**EXERCISE MATERIAL:**
== Segment start ==
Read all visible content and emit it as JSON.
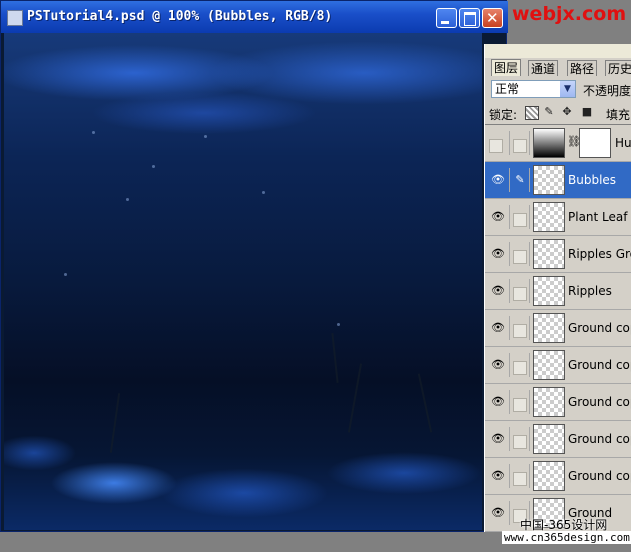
{
  "window": {
    "title": "PSTutorial4.psd @ 100% (Bubbles, RGB/8)"
  },
  "watermark": {
    "top": "webjx.com",
    "cn": "中国-365设计网",
    "url": "www.cn365design.com"
  },
  "panel": {
    "tabs": [
      "图层",
      "通道",
      "路径",
      "历史"
    ],
    "blend_mode": "正常",
    "opacity_label": "不透明度",
    "lock_label": "锁定:",
    "fill_label": "填充",
    "layers": [
      {
        "name": "Hu",
        "type": "adjustment",
        "visible": false,
        "selected": false
      },
      {
        "name": "Bubbles",
        "type": "pixel",
        "visible": true,
        "selected": true
      },
      {
        "name": "Plant Leaf",
        "type": "pixel",
        "visible": true,
        "selected": false
      },
      {
        "name": "Ripples Grou",
        "type": "pixel",
        "visible": true,
        "selected": false
      },
      {
        "name": "Ripples",
        "type": "pixel",
        "visible": true,
        "selected": false
      },
      {
        "name": "Ground cop",
        "type": "pixel",
        "visible": true,
        "selected": false
      },
      {
        "name": "Ground cop",
        "type": "pixel",
        "visible": true,
        "selected": false
      },
      {
        "name": "Ground cop",
        "type": "pixel",
        "visible": true,
        "selected": false
      },
      {
        "name": "Ground cop",
        "type": "pixel",
        "visible": true,
        "selected": false
      },
      {
        "name": "Ground cop",
        "type": "pixel",
        "visible": true,
        "selected": false
      },
      {
        "name": "Ground",
        "type": "pixel",
        "visible": true,
        "selected": false
      }
    ]
  },
  "icons": {
    "eye": "eye-icon",
    "brush": "brush-icon",
    "chain": "chain-link-icon"
  },
  "colors": {
    "titlebar": "#1a4fc9",
    "selection": "#316ac5",
    "watermark": "#e01010"
  }
}
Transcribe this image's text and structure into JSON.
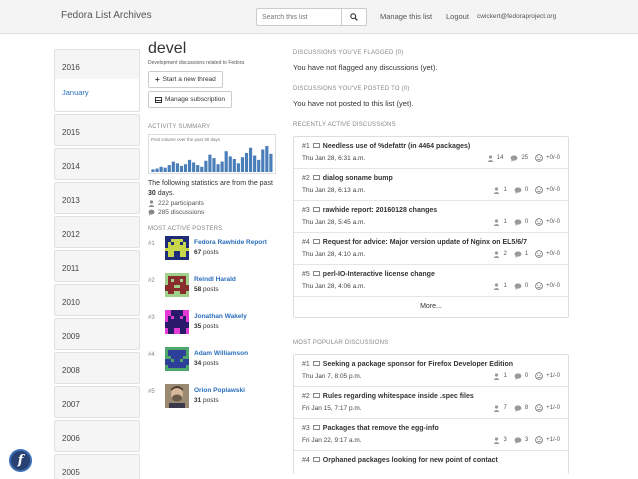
{
  "header": {
    "brand": "Fedora List Archives",
    "search_placeholder": "Search this list",
    "manage_label": "Manage this list",
    "logout_label": "Logout",
    "user_email": "cwickert@fedoraproject.org"
  },
  "sidebar": {
    "years": [
      "2016",
      "2015",
      "2014",
      "2013",
      "2012",
      "2011",
      "2010",
      "2009",
      "2008",
      "2007",
      "2006",
      "2005"
    ],
    "active_month": "January"
  },
  "list": {
    "name": "devel",
    "description": "Development discussions related to Fedora",
    "new_thread_label": "Start a new thread",
    "subscription_label": "Manage subscription"
  },
  "activity": {
    "heading": "ACTIVITY SUMMARY",
    "chart_caption": "Post volume over the past 30 days",
    "stats_text_pre": "The following statistics are from the past ",
    "stats_days": "30",
    "stats_text_post": " days.",
    "participants": "222 participants",
    "discussions": "285 discussions"
  },
  "chart_data": {
    "type": "bar",
    "title": "Post volume over the past 30 days",
    "values": [
      3,
      4,
      6,
      5,
      8,
      12,
      10,
      7,
      9,
      14,
      11,
      8,
      6,
      13,
      20,
      16,
      9,
      12,
      24,
      18,
      15,
      10,
      17,
      22,
      28,
      19,
      14,
      26,
      30,
      21
    ],
    "bar_color": "#4a7eb8"
  },
  "posters": {
    "heading": "MOST ACTIVE POSTERS",
    "items": [
      {
        "rank": "#1",
        "name": "Fedora Rawhide Report",
        "count": "67",
        "unit": "posts"
      },
      {
        "rank": "#2",
        "name": "Reindl Harald",
        "count": "58",
        "unit": "posts"
      },
      {
        "rank": "#3",
        "name": "Jonathan Wakely",
        "count": "35",
        "unit": "posts"
      },
      {
        "rank": "#4",
        "name": "Adam Williamson",
        "count": "34",
        "unit": "posts"
      },
      {
        "rank": "#5",
        "name": "Orion Poplawski",
        "count": "31",
        "unit": "posts"
      }
    ]
  },
  "flagged": {
    "heading": "DISCUSSIONS YOU'VE FLAGGED (0)",
    "message": "You have not flagged any discussions (yet)."
  },
  "posted": {
    "heading": "DISCUSSIONS YOU'VE POSTED TO (0)",
    "message": "You have not posted to this list (yet)."
  },
  "recent": {
    "heading": "RECENTLY ACTIVE DISCUSSIONS",
    "more_label": "More...",
    "items": [
      {
        "num": "#1",
        "title": "Needless use of %defattr (in 4464 packages)",
        "date": "Thu Jan 28, 6:31 a.m.",
        "participants": "14",
        "replies": "25",
        "votes": "+0/-0"
      },
      {
        "num": "#2",
        "title": "dialog soname bump",
        "date": "Thu Jan 28, 6:13 a.m.",
        "participants": "1",
        "replies": "0",
        "votes": "+0/-0"
      },
      {
        "num": "#3",
        "title": "rawhide report: 20160128 changes",
        "date": "Thu Jan 28, 5:45 a.m.",
        "participants": "1",
        "replies": "0",
        "votes": "+0/-0"
      },
      {
        "num": "#4",
        "title": "Request for advice: Major version update of Nginx on EL5/6/7",
        "date": "Thu Jan 28, 4:10 a.m.",
        "participants": "2",
        "replies": "1",
        "votes": "+0/-0"
      },
      {
        "num": "#5",
        "title": "perl-IO-Interactive license change",
        "date": "Thu Jan 28, 4:06 a.m.",
        "participants": "1",
        "replies": "0",
        "votes": "+0/-0"
      }
    ]
  },
  "popular": {
    "heading": "MOST POPULAR DISCUSSIONS",
    "items": [
      {
        "num": "#1",
        "title": "Seeking a package sponsor for Firefox Developer Edition",
        "date": "Thu Jan 7, 8:05 p.m.",
        "participants": "1",
        "replies": "0",
        "votes": "+1/-0"
      },
      {
        "num": "#2",
        "title": "Rules regarding whitespace inside .spec files",
        "date": "Fri Jan 15, 7:17 p.m.",
        "participants": "7",
        "replies": "8",
        "votes": "+1/-0"
      },
      {
        "num": "#3",
        "title": "Packages that remove the egg-info",
        "date": "Fri Jan 22, 9:17 a.m.",
        "participants": "3",
        "replies": "3",
        "votes": "+1/-0"
      },
      {
        "num": "#4",
        "title": "Orphaned packages looking for new point of contact",
        "date": "",
        "participants": "",
        "replies": "",
        "votes": ""
      }
    ]
  },
  "colors": {
    "link": "#2a6ebb",
    "fedora_blue": "#294172"
  }
}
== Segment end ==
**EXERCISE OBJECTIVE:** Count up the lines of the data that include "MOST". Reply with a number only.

**COMPLETED EXERCISE:** 2